8. Continuous monitoring by
bacteriologic and chemical testing.
9. Assurance of safe distance between
sewage and water pipes.
10. Integrity of water distribution
system against inflow.

Village wells :
1. Protection of wells from human and
animal waste
2. Regular or periodic chlorination
3. Supervisions by trained and
supervised village health workers.
Sanitary educations :
At all levels of society including
governments, NGOs, intersectoral
cooperation, public, medical and other
professional communities and in schools.

SEWAGE COLLECTION AND TREATMENT

Sewage contains bacteria, viruses, protozoa,


and other pathogens that can cause serious
disease;
treatment
entails
killing
the
pathogenic organisms present in the sewage.
The purpose of sewage treatment is to
improve the quality of wastewater to a level
where it can be discharged into a waterway or
prepared for reuse for agriculture without
damaging the aquatic environment or causing
human health problems in the form of
waterborne disease.

Wastewater Treatment
Process
Primary treatment of community wastewater
begins with the removal of solids from the
wastewater.
The wastewater is passed through screens to
remove large solid objects and then through
grinders to further break up the solid wastes.
The wastewater then flows at reduced
velocity through a grit chamber where sand,
gravel, and other inorganic materials settle
out.

Secondary treatment of wastewater is based on
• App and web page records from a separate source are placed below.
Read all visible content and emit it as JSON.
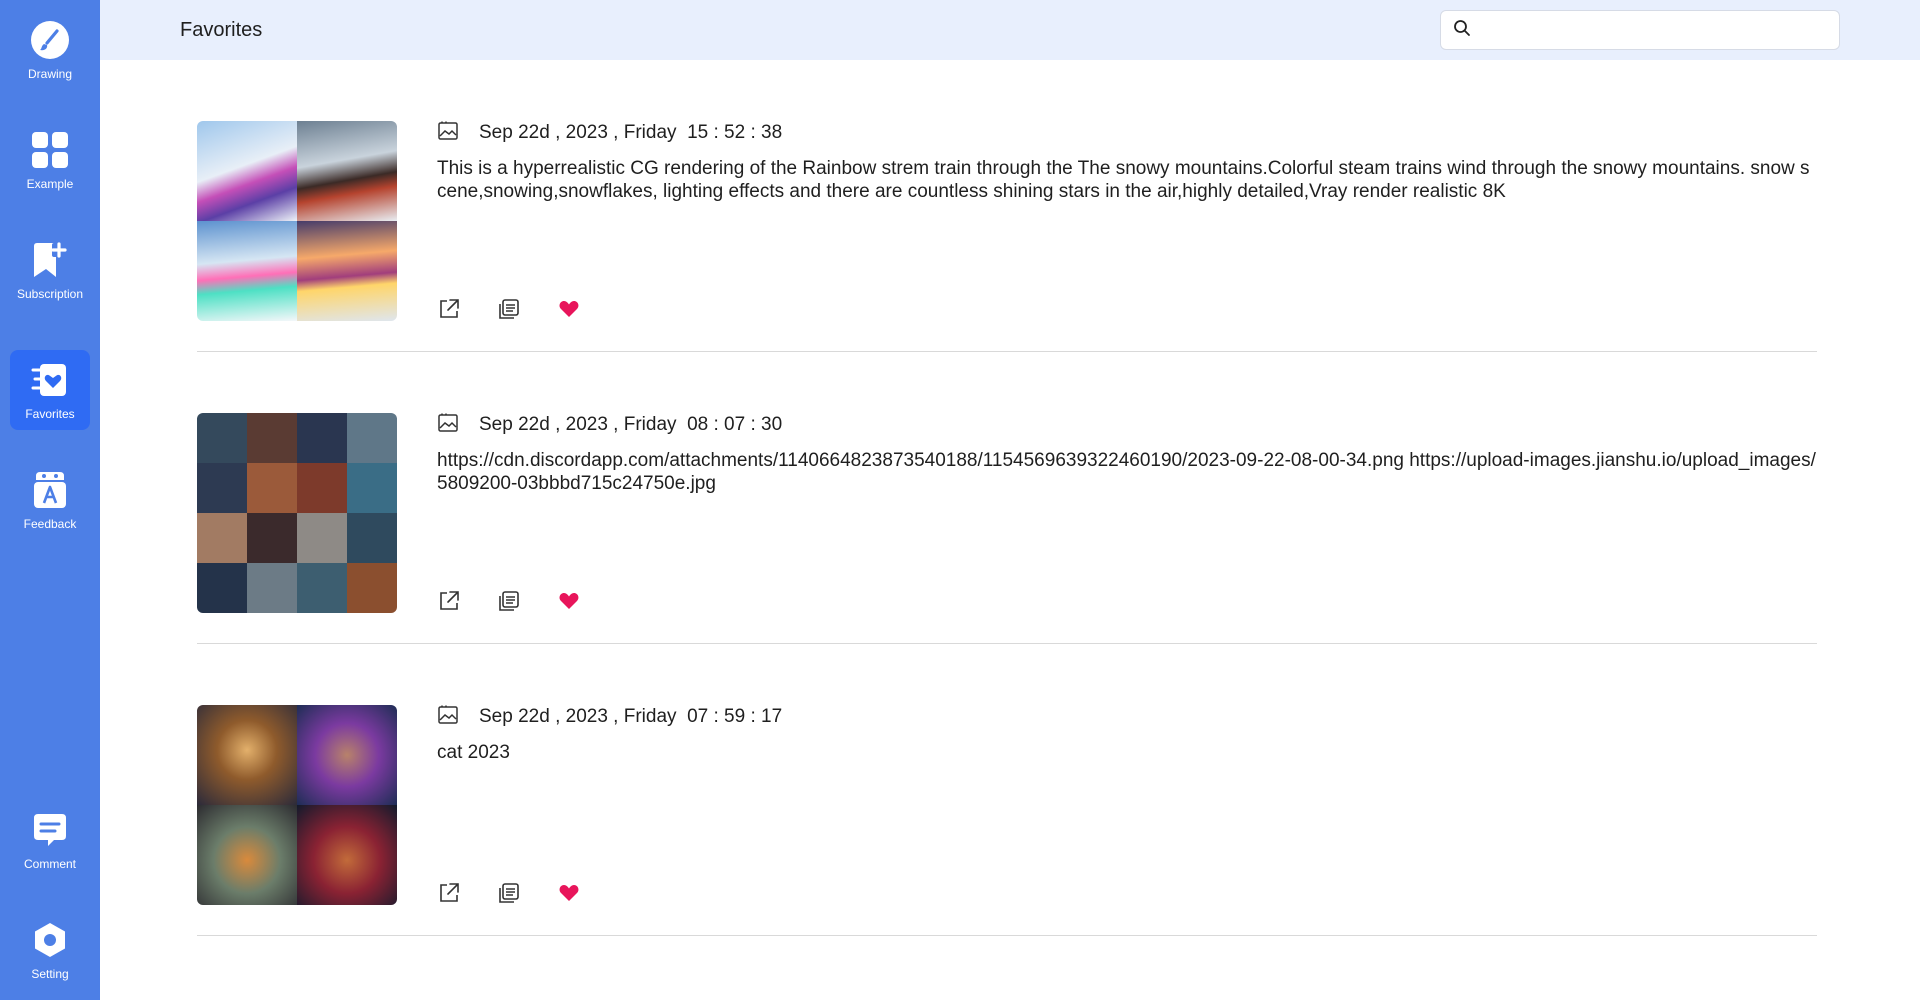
{
  "sidebar": {
    "items": [
      {
        "label": "Drawing",
        "icon": "brush-icon"
      },
      {
        "label": "Example",
        "icon": "grid-icon"
      },
      {
        "label": "Subscription",
        "icon": "bookmark-plus-icon"
      },
      {
        "label": "Favorites",
        "icon": "heart-list-icon",
        "active": true
      },
      {
        "label": "Feedback",
        "icon": "feedback-icon"
      }
    ],
    "bottom_items": [
      {
        "label": "Comment",
        "icon": "comment-icon"
      },
      {
        "label": "Setting",
        "icon": "hexagon-settings-icon"
      }
    ]
  },
  "header": {
    "title": "Favorites",
    "search": {
      "placeholder": "",
      "value": ""
    }
  },
  "colors": {
    "sidebar": "#4d7fe6",
    "sidebar_active": "#2f6bf3",
    "header": "#e8effd",
    "heart": "#e8155b"
  },
  "cards": [
    {
      "date": "Sep 22d , 2023 , Friday  15 : 52 : 38",
      "description": "This is a hyperrealistic CG rendering of the Rainbow strem train through the The snowy mountains.Colorful steam trains wind through the snowy mountains. snow scene,snowing,snowflakes, lighting effects and there are countless shining stars in the air,highly detailed,Vray render realistic 8K",
      "thumbnail": "rainbow trains in snowy mountains"
    },
    {
      "date": "Sep 22d , 2023 , Friday  08 : 07 : 30",
      "description": "https://cdn.discordapp.com/attachments/1140664823873540188/1154569639322460190/2023-09-22-08-00-34.png  https://upload-images.jianshu.io/upload_images/5809200-03bbbd715c24750e.jpg",
      "thumbnail": "cats and women portraits"
    },
    {
      "date": "Sep 22d , 2023 , Friday  07 : 59 : 17",
      "description": "cat 2023",
      "thumbnail": "fantasy cat portraits"
    }
  ]
}
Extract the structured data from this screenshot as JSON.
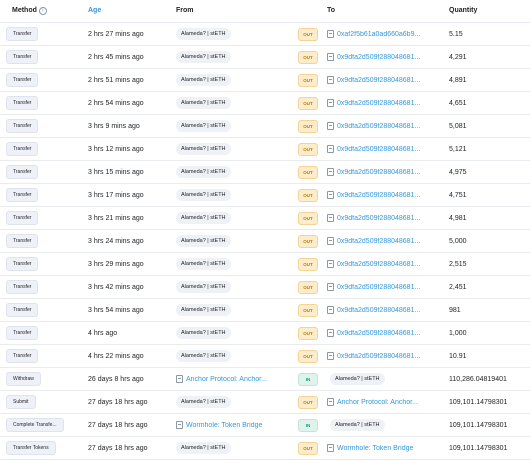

biological treatment assisted by mechanical methods,
accelerating the natural decomposition of organic
wastes.
The wastewater is sprayed over trickling filters or beds of
crushed stone covered with a slime containing various
types of microbes.
The sewage is then processed by the activated sludge
method, carried out by introducing bacteria-containing
sludge into a tank of wastewater along with compressed
air. The waste is then agitated and mixed for 4- 10 hours.
The microbes are absorbed to suspended particles and
oxidize the organic material. After this process, the
sludge, consisting of masses of bacteria, settles out into
the tank.

Tertiary treatment is required if the wastewater is to be recycled for


the purposes of agricultural irrigation, recreation,or community use.
Tertiary treatment includes a combination of physical, chemical,
and biological processes to reduce the particles and BOD to less
than 1 percent of those of the original wastewater.
The process includes chemical coagulation, filtration,sedimentation,
activated carbon adsorption, oxygenation ponds and aerated
lagoons, osmosis, ion exchange, foam separation, and land
application.
All of these processes remove different pollutants present in the
wastewater, especially tiny particles of suspended organic matter.
They also remove synthetic chemicals, ammonia, nitrates,
phosphates, and dissolved organic materials.
Recycled wastewater is an important source of water in a world
running short of water. Desalination is also becoming an attractive
option as costs of treatment are reduced and competitive with other
forms of water management.
Another important potential is in new technology to use evaporated
water in the air as a source of household water supply.